The most obvious example of poor localisation is quite literally, bad translation. Products need to be culturally aware of their language choices and be aware of grammar differences. For example, in the US, localisation would be ‘localization’. Little changes like this make a product more appealing to the US market. It feels more inclusive and is less likely to disrupt the user experience if a customer notices something out of place. Also prevalent is the lack of adaptation to US data formats and customer expectations. For example, address forms with ‘post code’ instead of ‘zip code’, or ‘county’ instead of ‘state’. All fields and dropdown choices need to be relevant for a US audience, otherwise, you’re excluding the entire market.
Pricing is the next element that needs to be localised. The most effective way to price a product is not by looking at what your competition is doing, or by changing the price from pounds to dollars, but to research what the optimal price point is. This can be done at a relatively low investment by simply sending your target audience a survey and running a price sensitivity analysis.
- Not enough marketing power
Relating to localisation, marketing and sales collateral needs to be familiar to an American audience. For example, printing brochures in Letter size is much more familiar to American audiences than A4.
Without enough spending power behind marketing and sales activities, companies are likely to fail when entering the market. According to business owners surveyed, ineffective marketing was amongst the reasons for start ups to fail.
The US’ business culture is highly marketing-oriented and underspending is a fatal mistake. While in many international markets salespeople are often the ones to source leads, the US business landscape is structured differently. In the US, it is generally marketing that produces most of the leads. And it’s not difficult to see why, either. Emarketer, a market analysis firm, found that US companies spend an astonishing $190 billion a year in advertising, which is 32% of the global spend. So, it’s fair to say that competing for customer mind share in this US market requires a much bigger marketing investment than anywhere else.
- Poor hiring decisions
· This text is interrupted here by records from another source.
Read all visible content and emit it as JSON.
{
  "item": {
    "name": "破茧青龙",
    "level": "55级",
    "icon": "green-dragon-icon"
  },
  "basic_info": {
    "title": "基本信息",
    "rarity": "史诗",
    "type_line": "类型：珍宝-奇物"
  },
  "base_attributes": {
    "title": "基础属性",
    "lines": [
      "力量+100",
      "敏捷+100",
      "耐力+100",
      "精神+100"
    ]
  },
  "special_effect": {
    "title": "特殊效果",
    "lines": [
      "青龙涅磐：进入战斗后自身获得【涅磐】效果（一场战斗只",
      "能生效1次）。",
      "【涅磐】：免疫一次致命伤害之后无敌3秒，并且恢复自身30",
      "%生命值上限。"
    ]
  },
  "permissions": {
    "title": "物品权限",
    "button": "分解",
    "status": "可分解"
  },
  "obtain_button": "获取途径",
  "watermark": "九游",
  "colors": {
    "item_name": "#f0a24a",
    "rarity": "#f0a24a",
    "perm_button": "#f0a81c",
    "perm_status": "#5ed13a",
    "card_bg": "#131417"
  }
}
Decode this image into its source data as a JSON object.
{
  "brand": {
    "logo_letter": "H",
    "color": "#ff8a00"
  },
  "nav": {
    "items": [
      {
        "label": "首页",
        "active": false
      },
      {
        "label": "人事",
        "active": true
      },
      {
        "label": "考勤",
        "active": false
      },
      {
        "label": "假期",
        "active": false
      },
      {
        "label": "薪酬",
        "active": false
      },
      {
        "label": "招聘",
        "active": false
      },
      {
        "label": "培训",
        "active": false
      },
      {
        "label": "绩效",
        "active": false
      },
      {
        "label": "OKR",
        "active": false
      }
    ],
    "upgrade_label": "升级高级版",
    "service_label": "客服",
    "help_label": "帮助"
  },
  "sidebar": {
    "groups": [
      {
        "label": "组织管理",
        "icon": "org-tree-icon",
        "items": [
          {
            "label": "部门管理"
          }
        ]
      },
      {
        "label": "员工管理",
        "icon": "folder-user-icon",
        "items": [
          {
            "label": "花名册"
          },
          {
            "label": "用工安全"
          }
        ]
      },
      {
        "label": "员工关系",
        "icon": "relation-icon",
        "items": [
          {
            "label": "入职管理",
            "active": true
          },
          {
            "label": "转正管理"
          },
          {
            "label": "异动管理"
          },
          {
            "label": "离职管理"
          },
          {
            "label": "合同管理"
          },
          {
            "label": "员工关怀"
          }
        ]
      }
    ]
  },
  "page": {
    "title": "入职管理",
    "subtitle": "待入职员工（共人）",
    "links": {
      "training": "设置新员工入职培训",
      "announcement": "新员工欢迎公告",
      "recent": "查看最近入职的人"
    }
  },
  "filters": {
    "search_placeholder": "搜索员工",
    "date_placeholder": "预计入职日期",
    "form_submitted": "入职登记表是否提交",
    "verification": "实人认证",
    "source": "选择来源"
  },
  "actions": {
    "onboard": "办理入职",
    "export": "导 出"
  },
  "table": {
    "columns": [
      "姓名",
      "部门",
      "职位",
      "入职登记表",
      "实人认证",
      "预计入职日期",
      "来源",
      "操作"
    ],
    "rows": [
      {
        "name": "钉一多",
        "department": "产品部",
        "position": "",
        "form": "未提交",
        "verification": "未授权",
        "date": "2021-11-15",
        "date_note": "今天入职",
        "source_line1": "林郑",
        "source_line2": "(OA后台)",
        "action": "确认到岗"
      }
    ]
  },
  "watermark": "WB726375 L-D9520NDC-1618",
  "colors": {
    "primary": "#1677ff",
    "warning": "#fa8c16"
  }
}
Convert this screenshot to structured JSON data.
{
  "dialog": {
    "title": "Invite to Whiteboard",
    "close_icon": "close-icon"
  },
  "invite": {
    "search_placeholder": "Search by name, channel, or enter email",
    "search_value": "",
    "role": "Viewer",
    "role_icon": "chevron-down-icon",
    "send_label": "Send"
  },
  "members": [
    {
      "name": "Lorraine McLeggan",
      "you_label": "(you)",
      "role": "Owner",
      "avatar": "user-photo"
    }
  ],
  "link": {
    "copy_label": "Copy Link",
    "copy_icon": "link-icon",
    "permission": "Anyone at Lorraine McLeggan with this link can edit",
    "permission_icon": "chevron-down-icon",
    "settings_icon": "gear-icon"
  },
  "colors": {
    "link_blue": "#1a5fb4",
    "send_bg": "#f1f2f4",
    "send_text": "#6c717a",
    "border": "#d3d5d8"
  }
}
A company’s workforce is one of its biggest expenditures, so it’s critical to put together a capable, dependable team in the US and avoid expensive hiring mistakes. The first hands-on deck will be responsible for finding local customers and building out a marketing and sales team.
Companies tend to go down similar routes when filling these positions. The first instinct is to send someone over from the home base, but these individuals tend to lack deep knowledge of the US market. Another idea is to hire someone locally, but when there is such a fight for top talent, companies tend to overestimate how simple it’ll be to find someone skilled and reliable.
The distribution of talent is highly skewed in the US, and companies must ask themselves why a sales and marketing professional would join a company with no track record in the market. The alternative is to go remote. While we’re all accustomed to remote working, entering a new market in a new time zone is another ballpark completely. Managing a US subsidiary puts a huge strain on management and colleagues back home, and running remote customer support teams for US customers becomes challenging to say the least. There isn’t a solution; it’s a delicate balancing act.
Breaking into the US market is a big undertaking, requiring careful consideration and planning. When around 90% of start ups in the USA fail within the first 10 years, competition is ruthless and the market is unforgiving. However, if you get it right, put the research in, and refuse to give up, the opportunities can be endless.
The information available on this page is of a general nature and is not intended to provide specific advice to any individuals or entities. We work hard to ensure this information is accurate at the time of publishing, although there is no guarantee that such information is accurate at the time you read this. We recommend individuals and companies seek professional advice on their circumstances and matters.